• What to do: Nothing in the entries may be altered; copy them in full.

• Source data:
=== Begin Enclosure ===

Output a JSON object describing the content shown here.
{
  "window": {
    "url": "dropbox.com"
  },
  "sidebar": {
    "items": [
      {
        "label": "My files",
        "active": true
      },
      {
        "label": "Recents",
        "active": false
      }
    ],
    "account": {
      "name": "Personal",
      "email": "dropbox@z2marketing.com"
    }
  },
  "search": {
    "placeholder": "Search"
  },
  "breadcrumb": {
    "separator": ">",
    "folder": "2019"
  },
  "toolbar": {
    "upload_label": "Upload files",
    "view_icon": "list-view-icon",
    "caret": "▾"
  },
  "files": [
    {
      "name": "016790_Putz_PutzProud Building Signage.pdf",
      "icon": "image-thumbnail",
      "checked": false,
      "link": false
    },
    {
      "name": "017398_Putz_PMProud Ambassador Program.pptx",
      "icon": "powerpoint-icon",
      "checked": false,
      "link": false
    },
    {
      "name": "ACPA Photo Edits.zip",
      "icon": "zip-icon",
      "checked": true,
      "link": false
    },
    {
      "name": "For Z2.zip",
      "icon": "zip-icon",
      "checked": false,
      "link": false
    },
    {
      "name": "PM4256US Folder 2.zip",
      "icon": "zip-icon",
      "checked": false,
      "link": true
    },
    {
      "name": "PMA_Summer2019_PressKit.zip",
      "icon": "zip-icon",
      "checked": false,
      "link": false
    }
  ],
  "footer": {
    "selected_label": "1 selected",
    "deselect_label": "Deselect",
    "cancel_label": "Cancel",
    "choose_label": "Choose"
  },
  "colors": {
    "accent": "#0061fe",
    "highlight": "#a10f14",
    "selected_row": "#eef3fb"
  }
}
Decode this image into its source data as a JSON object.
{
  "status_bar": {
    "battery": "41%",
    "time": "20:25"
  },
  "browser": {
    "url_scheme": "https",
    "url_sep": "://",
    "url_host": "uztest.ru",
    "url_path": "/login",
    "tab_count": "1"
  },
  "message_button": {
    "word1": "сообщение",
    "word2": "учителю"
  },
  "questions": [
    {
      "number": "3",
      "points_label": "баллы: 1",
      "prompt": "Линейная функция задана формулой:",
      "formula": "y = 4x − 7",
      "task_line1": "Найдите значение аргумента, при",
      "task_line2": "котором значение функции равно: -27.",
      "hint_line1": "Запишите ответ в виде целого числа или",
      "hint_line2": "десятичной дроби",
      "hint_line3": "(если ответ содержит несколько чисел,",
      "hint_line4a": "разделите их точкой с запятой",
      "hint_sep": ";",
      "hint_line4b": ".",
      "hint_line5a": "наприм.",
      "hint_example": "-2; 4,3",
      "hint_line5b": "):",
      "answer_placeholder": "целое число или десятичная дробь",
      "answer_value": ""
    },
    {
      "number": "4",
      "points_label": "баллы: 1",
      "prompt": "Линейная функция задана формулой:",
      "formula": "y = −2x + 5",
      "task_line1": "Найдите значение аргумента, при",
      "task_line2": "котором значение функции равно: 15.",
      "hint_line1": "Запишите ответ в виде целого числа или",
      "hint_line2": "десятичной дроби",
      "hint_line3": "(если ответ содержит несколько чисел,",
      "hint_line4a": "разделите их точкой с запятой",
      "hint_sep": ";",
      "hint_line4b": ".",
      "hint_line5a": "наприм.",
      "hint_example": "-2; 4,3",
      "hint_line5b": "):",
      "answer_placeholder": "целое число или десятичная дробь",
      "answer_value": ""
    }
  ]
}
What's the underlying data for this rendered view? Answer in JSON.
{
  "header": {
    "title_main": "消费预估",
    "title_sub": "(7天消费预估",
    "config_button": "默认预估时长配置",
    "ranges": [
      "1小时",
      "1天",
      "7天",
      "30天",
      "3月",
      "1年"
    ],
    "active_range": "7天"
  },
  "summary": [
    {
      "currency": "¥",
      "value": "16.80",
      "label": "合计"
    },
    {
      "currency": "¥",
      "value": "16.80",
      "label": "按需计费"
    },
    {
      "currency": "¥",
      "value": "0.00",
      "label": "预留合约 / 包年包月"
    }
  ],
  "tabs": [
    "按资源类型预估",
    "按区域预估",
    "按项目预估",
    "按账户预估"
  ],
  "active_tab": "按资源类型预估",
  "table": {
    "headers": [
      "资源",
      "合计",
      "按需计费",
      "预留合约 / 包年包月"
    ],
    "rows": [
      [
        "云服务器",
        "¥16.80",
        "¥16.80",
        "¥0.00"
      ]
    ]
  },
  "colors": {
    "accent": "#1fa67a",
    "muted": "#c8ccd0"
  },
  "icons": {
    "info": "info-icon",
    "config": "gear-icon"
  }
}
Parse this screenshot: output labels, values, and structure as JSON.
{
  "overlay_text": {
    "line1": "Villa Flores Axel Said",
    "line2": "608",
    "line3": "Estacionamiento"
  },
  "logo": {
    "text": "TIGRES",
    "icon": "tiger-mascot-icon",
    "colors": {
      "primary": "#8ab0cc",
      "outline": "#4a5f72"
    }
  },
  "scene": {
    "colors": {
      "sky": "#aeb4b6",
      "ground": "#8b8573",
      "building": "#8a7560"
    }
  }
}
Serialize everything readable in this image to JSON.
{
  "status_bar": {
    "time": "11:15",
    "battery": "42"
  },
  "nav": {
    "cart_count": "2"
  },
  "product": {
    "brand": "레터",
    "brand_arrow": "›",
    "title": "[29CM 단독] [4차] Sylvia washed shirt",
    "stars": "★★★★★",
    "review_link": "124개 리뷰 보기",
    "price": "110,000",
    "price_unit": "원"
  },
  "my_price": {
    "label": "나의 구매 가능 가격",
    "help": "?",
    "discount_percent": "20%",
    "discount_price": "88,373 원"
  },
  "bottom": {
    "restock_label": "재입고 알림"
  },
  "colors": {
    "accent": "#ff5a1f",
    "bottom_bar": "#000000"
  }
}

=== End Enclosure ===

• Result of this task:
Output a JSON object describing the content shown here.
{
  "window": {
    "url": "dropbox.com"
  },
  "sidebar": {
    "items": [
      {
        "label": "My files",
        "active": true
      },
      {
        "label": "Recents",
        "active": false
      }
    ],
    "account": {
      "name": "Personal",
      "email": "dropbox@z2marketing.com"
    }
  },
  "search": {
    "placeholder": "Search"
  },
  "breadcrumb": {
    "separator": ">",
    "folder": "2019"
  },
  "toolbar": {
    "upload_label": "Upload files",
    "view_icon": "list-view-icon",
    "caret": "▾"
  },
  "files": [
    {
      "name": "016790_Putz_PutzProud Building Signage.pdf",
      "icon": "image-thumbnail",
      "checked": false,
      "link": false
    },
    {
      "name": "017398_Putz_PMProud Ambassador Program.pptx",
      "icon": "powerpoint-icon",
      "checked": false,
      "link": false
    },
    {
      "name": "ACPA Photo Edits.zip",
      "icon": "zip-icon",
      "checked": true,
      "link": false
    },
    {
      "name": "For Z2.zip",
      "icon": "zip-icon",
      "checked": false,
      "link": false
    },
    {
      "name": "PM4256US Folder 2.zip",
      "icon": "zip-icon",
      "checked": false,
      "link": true
    },
    {
      "name": "PMA_Summer2019_PressKit.zip",
      "icon": "zip-icon",
      "checked": false,
      "link": false
    }
  ],
  "footer": {
    "selected_label": "1 selected",
    "deselect_label": "Deselect",
    "cancel_label": "Cancel",
    "choose_label": "Choose"
  },
  "colors": {
    "accent": "#0061fe",
    "highlight": "#a10f14",
    "selected_row": "#eef3fb"
  }
}
Decode this image into its source data as a JSON object.
{
  "status_bar": {
    "battery": "41%",
    "time": "20:25"
  },
  "browser": {
    "url_scheme": "https",
    "url_sep": "://",
    "url_host": "uztest.ru",
    "url_path": "/login",
    "tab_count": "1"
  },
  "message_button": {
    "word1": "сообщение",
    "word2": "учителю"
  },
  "questions": [
    {
      "number": "3",
      "points_label": "баллы: 1",
      "prompt": "Линейная функция задана формулой:",
      "formula": "y = 4x − 7",
      "task_line1": "Найдите значение аргумента, при",
      "task_line2": "котором значение функции равно: -27.",
      "hint_line1": "Запишите ответ в виде целого числа или",
      "hint_line2": "десятичной дроби",
      "hint_line3": "(если ответ содержит несколько чисел,",
      "hint_line4a": "разделите их точкой с запятой",
      "hint_sep": ";",
      "hint_line4b": ".",
      "hint_line5a": "наприм.",
      "hint_example": "-2; 4,3",
      "hint_line5b": "):",
      "answer_placeholder": "целое число или десятичная дробь",
      "answer_value": ""
    },
    {
      "number": "4",
      "points_label": "баллы: 1",
      "prompt": "Линейная функция задана формулой:",
      "formula": "y = −2x + 5",
      "task_line1": "Найдите значение аргумента, при",
      "task_line2": "котором значение функции равно: 15.",
      "hint_line1": "Запишите ответ в виде целого числа или",
      "hint_line2": "десятичной дроби",
      "hint_line3": "(если ответ содержит несколько чисел,",
      "hint_line4a": "разделите их точкой с запятой",
      "hint_sep": ";",
      "hint_line4b": ".",
      "hint_line5a": "наприм.",
      "hint_example": "-2; 4,3",
      "hint_line5b": "):",
      "answer_placeholder": "целое число или десятичная дробь",
      "answer_value": ""
    }
  ]
}
What's the underlying data for this rendered view? Answer in JSON.
{
  "header": {
    "title_main": "消费预估",
    "title_sub": "(7天消费预估",
    "config_button": "默认预估时长配置",
    "ranges": [
      "1小时",
      "1天",
      "7天",
      "30天",
      "3月",
      "1年"
    ],
    "active_range": "7天"
  },
  "summary": [
    {
      "currency": "¥",
      "value": "16.80",
      "label": "合计"
    },
    {
      "currency": "¥",
      "value": "16.80",
      "label": "按需计费"
    },
    {
      "currency": "¥",
      "value": "0.00",
      "label": "预留合约 / 包年包月"
    }
  ],
  "tabs": [
    "按资源类型预估",
    "按区域预估",
    "按项目预估",
    "按账户预估"
  ],
  "active_tab": "按资源类型预估",
  "table": {
    "headers": [
      "资源",
      "合计",
      "按需计费",
      "预留合约 / 包年包月"
    ],
    "rows": [
      [
        "云服务器",
        "¥16.80",
        "¥16.80",
        "¥0.00"
      ]
    ]
  },
  "colors": {
    "accent": "#1fa67a",
    "muted": "#c8ccd0"
  },
  "icons": {
    "info": "info-icon",
    "config": "gear-icon"
  }
}
Parse this screenshot: output labels, values, and structure as JSON.
{
  "overlay_text": {
    "line1": "Villa Flores Axel Said",
    "line2": "608",
    "line3": "Estacionamiento"
  },
  "logo": {
    "text": "TIGRES",
    "icon": "tiger-mascot-icon",
    "colors": {
      "primary": "#8ab0cc",
      "outline": "#4a5f72"
    }
  },
  "scene": {
    "colors": {
      "sky": "#aeb4b6",
      "ground": "#8b8573",
      "building": "#8a7560"
    }
  }
}
Serialize everything readable in this image to JSON.
{
  "status_bar": {
    "time": "11:15",
    "battery": "42"
  },
  "nav": {
    "cart_count": "2"
  },
  "product": {
    "brand": "레터",
    "brand_arrow": "›",
    "title": "[29CM 단독] [4차] Sylvia washed shirt",
    "stars": "★★★★★",
    "review_link": "124개 리뷰 보기",
    "price": "110,000",
    "price_unit": "원"
  },
  "my_price": {
    "label": "나의 구매 가능 가격",
    "help": "?",
    "discount_percent": "20%",
    "discount_price": "88,373 원"
  },
  "bottom": {
    "restock_label": "재입고 알림"
  },
  "colors": {
    "accent": "#ff5a1f",
    "bottom_bar": "#000000"
  }
}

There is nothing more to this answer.